Economic recovery and fewer political risks open a window that affords excellent prospects.
Sixty years after the signing of the Treaty of Rome, the European Union looked like its prospects were not good: slow growth, tension in the eurozone, banking at risk, an immigration crisis, a succession of Jihadist terrorist attacks and destabilization by the Russian and Turkish démocratures (a combination of democracy and dictatorship). It also had divisions between north and south – based on public finance – and between east and west – based on the right to political asylum and border control. It was undermined by the rise of populists, threatened with disintegration by Brexit and under constant fire from the accusations of Donald Trump. A few months later, Europe presents a more optimistic picture and is overturning the negative perception held by its citizens as well as by the rest of the world.
The economy – the key to stability in democracies – is making a gradual but sure recovery. The eurozone bears witness to this, showing an annual growth rate of 1.8%, a decrease in unemployment that has gone from 12.2% to 9.4% of the working population over three years, a large trade surplus, and a public deficit reduced to 1.4% of GDP. This recovery is highly beneficial to southern Europe, as in Spain where economic activity is increasing by 2.5% per year. Even Greece is coming out of recession and is showing a budget surplus of 0.7% of GDP, which, with the accord of its creditors, will enable its debt to be lessened. Finally, the financial sector, actively supported by the European Central Bank, is recovering its vitality.
On the political front, the victory of Emmanuel Macron marks a definite break with the past. The new president did something quite new by giving a definite European slant to his campaign, thereby making the presidential elections into a referendum on Europe. The French people rejected the idea of leaving the euro and this played a major role in the marked defeat of Marine Le Pen who had put this at the core of her economic program. The defeat of the far right in France, following on that of Norbert Hofer in Austria and Geert Wilders in The Netherlands, is bringing an end to the wave of populism and rabble-rousing hostile to the European Union. Old Europe, far from being a new victim of demagogues as in the UK and the USA, is resisting them in a tenacious and unexpected manner.

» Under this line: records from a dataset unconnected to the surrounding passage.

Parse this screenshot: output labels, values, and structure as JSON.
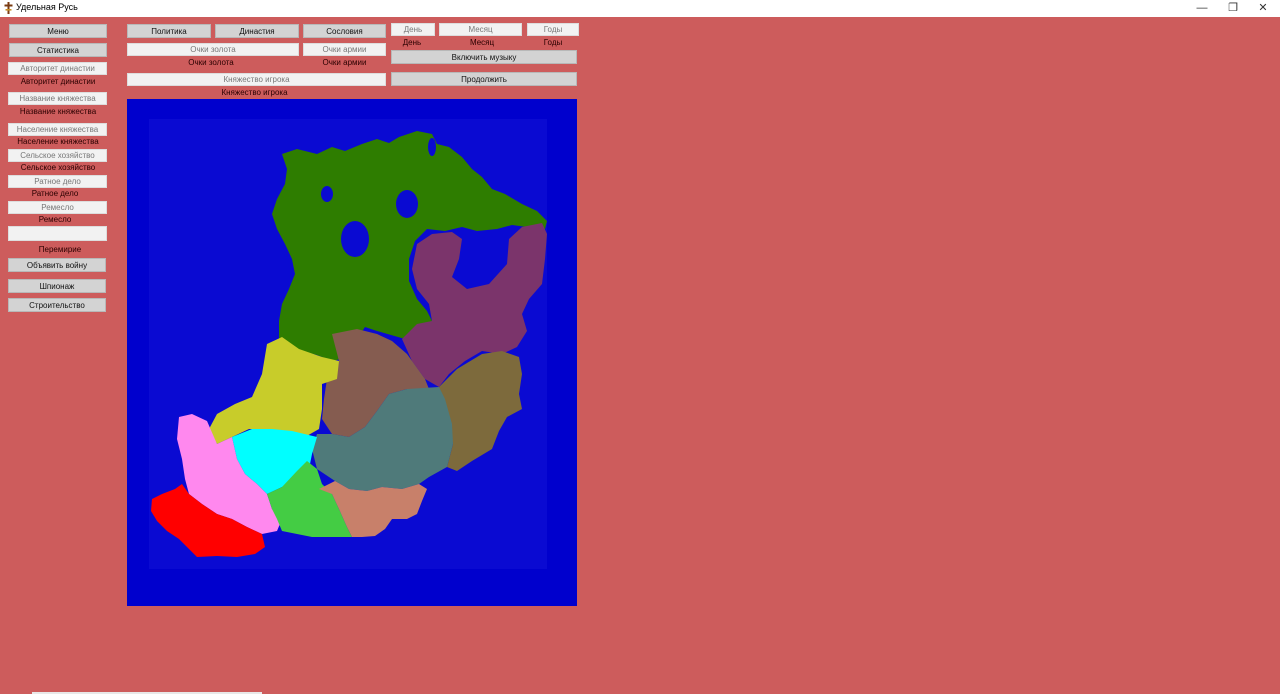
{
  "window": {
    "title": "Удельная Русь",
    "minimize": "—",
    "restore": "❐",
    "close": "✕"
  },
  "sidebar": {
    "menu": "Меню",
    "stats": "Статистика",
    "dynasty_authority_field": "Авторитет династии",
    "dynasty_authority_label": "Авторитет династии",
    "principality_name_field": "Название княжества",
    "principality_name_label": "Название княжества",
    "population_field": "Население княжества",
    "population_label": "Население княжества",
    "agriculture_field": "Сельское хозяйство",
    "agriculture_label": "Сельское хозяйство",
    "military_field": "Ратное дело",
    "military_label": "Ратное дело",
    "craft_field": "Ремесло",
    "craft_label": "Ремесло",
    "empty_field": "",
    "truce_label": "Перемирие",
    "declare_war": "Объявить войну",
    "espionage": "Шпионаж",
    "construction": "Строительство"
  },
  "top": {
    "politics": "Политика",
    "dynasty": "Династия",
    "estates": "Сословия",
    "gold_field": "Очки золота",
    "gold_label": "Очки золота",
    "army_field": "Очки армии",
    "army_label": "Очки армии",
    "player_principality_field": "Княжество игрока",
    "player_principality_label": "Княжество игрока",
    "day_field": "День",
    "month_field": "Месяц",
    "years_field": "Годы",
    "day_label": "День",
    "month_label": "Месяц",
    "years_label": "Годы",
    "music": "Включить музыку",
    "continue": "Продолжить"
  },
  "map": {
    "sea_color": "#0000cd",
    "regions": [
      {
        "id": "north",
        "color": "#2e7d00"
      },
      {
        "id": "northeast",
        "color": "#7b346b"
      },
      {
        "id": "center-brown",
        "color": "#855c50"
      },
      {
        "id": "east-olive",
        "color": "#7d6a3c"
      },
      {
        "id": "yellow",
        "color": "#c8cc2a"
      },
      {
        "id": "teal",
        "color": "#4f7a7a"
      },
      {
        "id": "cyan",
        "color": "#00ffff"
      },
      {
        "id": "pink",
        "color": "#ff88ee"
      },
      {
        "id": "green",
        "color": "#44cc44"
      },
      {
        "id": "salmon",
        "color": "#c8806a"
      },
      {
        "id": "red",
        "color": "#ff0000"
      }
    ]
  }
}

It looks like international capital will be flowing in, encouraged by the rise in growth rates and profits, but also because of the advantages of the single market, the stability of the euro and the guarantees of the rule of law. And, more especially, the cost and falsity of populist promises are coming to light. In the UK, salaries and wealth are being sapped by the 15% devaluation of sterling and by inflation, which has reached 2.8% per year, whilst the leadership of the City is cracking. In the USA, the first hundred days of the Trump administration have not produced any significant changes, except the beginnings of an institutional crisis surrounding the sacking of the director of the FBI, James Corney. However, Macron’s election does not signal the end of the European crisis any more than the defeat of Le Pen implies the downfall of populist parties, whose next target will be Italy in the February 2018 general election which Beppe Grillo intends to make into a new plebiscite against the EU. These factors do however create a favorable dynamic for a new deal which would precipitate the decline of populism by finally eradicating the causes of it.
It is crucial to re-invent the European Union in order to respond to the economic, social, cultural and political crisis that is the bread and butter of extremists. On the one hand, Brexit and the hostility of the Trump administration and, on the other hand, threats from Islamic terrorism and the démocratures, underline the usefulness of a design for Europe whilst obliging this design to be clarified and redefined. Brexit will have to be negotiated by combining an extremely firm line in terms of respect for the founding principles of the EU with openness with regard to everything that touches on the common values and destiny shared with the UK, particularly in matters of security. Priority must be given to giving concrete responses to people’s expectations in terms of living standards and employment, of prospects offered to young people, and of protection and security. Major initiatives and new directions therefore have to be taken to strengthen the eurozone, to invest in education and the digital economy, to underwrite social benefits and their transferability, and to launch a European security union whose mission would be to combat terrorism and establish border controls on the continent’s external frontiers. The main driving force behind this new deal remains the Franco-German duo. Putting it on the rails depends on the economic and financial recovery of France at a time when Deutschland AG is going full blast: 55 billion euros of extra tax revenue are expected by 2021, more than enough to finance rearmament or an investment program. However confidence has to be restored in France and in its leaders, whose – purely illusory – strategy has limited itself to the hope that Germany will end up paying for the EU as for the euro. This trust will depend totally on Emmanuel Macron’s ability to reform the unsustainable French model based on decline, unchanging unemployment and the public debt.
Jean Monnet summed up the spirit of the construction of Europe in this way: “We are not coalescing nations, we are uniting people.” For Emmanuel Macron, domestic policy and European policy will be as one: reforming France means re-inventing Europe; putting people at the heart of the European design means reunifying the French nation.
(Column published in Le Point, 18th May 2017)